WHAT YOU SHOULD DO:
Check every line in the listing below for "icon". Copy the ones where it occurs.

INPUT DATA:
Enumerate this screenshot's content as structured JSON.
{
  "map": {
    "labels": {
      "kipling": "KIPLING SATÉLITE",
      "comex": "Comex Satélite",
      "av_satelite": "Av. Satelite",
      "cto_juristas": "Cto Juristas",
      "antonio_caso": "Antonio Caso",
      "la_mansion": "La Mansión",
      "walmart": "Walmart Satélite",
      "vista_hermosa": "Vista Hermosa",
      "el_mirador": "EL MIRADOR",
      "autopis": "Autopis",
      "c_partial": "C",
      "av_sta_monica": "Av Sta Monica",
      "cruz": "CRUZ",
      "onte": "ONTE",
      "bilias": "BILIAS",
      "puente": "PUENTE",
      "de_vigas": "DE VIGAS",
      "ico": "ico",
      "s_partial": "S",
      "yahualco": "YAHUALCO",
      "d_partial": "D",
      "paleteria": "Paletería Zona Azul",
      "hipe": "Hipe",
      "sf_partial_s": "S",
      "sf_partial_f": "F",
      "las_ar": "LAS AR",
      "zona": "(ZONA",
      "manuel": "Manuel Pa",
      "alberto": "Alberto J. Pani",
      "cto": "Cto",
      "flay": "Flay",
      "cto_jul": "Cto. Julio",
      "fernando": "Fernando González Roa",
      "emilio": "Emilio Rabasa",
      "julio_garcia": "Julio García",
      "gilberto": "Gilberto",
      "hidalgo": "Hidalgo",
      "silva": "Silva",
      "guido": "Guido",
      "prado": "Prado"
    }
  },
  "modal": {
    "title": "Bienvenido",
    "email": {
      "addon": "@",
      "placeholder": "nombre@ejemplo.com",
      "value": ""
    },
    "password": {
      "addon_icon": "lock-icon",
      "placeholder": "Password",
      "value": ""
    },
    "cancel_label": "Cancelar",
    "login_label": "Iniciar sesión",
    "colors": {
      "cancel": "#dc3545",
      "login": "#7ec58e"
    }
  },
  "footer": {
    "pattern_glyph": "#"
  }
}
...
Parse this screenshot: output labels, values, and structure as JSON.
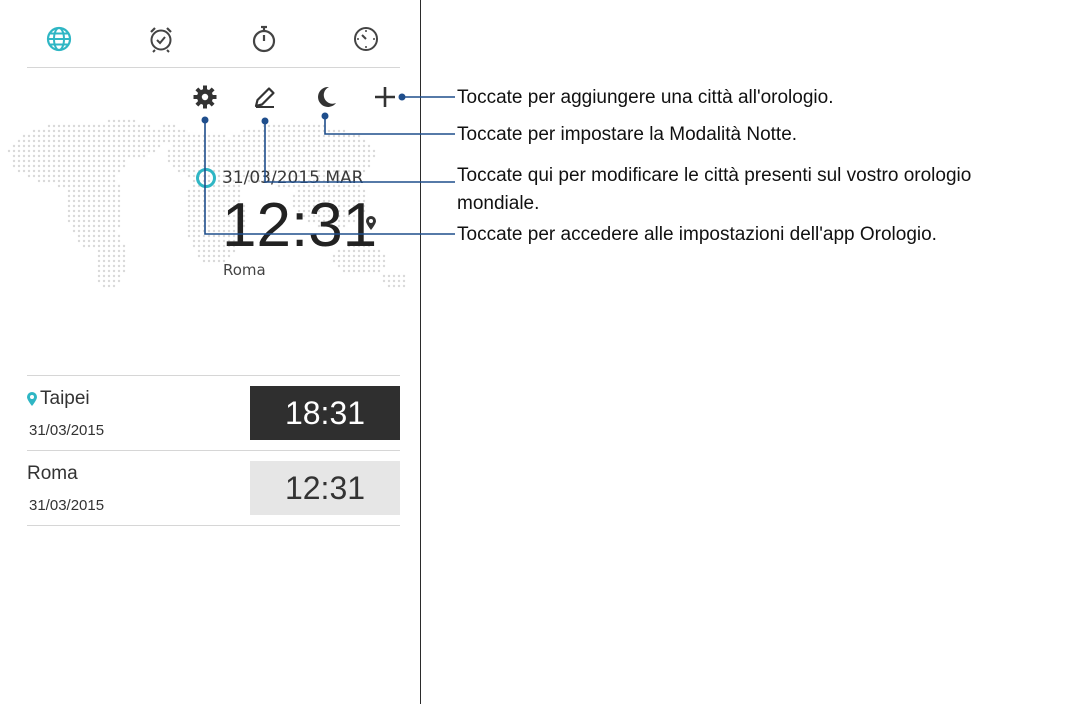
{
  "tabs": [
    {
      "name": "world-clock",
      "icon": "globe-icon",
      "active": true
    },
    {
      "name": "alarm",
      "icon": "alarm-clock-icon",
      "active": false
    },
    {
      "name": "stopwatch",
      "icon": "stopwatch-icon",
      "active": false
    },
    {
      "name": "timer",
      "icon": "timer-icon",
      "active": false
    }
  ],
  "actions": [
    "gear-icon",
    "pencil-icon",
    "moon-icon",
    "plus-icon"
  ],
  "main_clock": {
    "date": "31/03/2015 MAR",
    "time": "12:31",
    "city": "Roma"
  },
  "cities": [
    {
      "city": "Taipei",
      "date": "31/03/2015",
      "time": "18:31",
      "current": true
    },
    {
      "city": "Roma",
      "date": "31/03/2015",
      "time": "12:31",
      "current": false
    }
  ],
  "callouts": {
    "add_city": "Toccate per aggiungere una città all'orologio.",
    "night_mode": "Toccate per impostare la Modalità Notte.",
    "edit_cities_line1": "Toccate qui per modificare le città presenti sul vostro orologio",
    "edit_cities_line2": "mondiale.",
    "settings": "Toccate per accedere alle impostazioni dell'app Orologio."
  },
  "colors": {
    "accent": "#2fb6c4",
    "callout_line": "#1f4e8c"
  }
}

TASK RESULT:
      "addon_icon": "lock-icon",
      "icon": "globe-icon",
      "icon": "alarm-clock-icon",
      "icon": "stopwatch-icon",
      "icon": "timer-icon",
    "gear-icon",
    "pencil-icon",
    "moon-icon",
    "plus-icon"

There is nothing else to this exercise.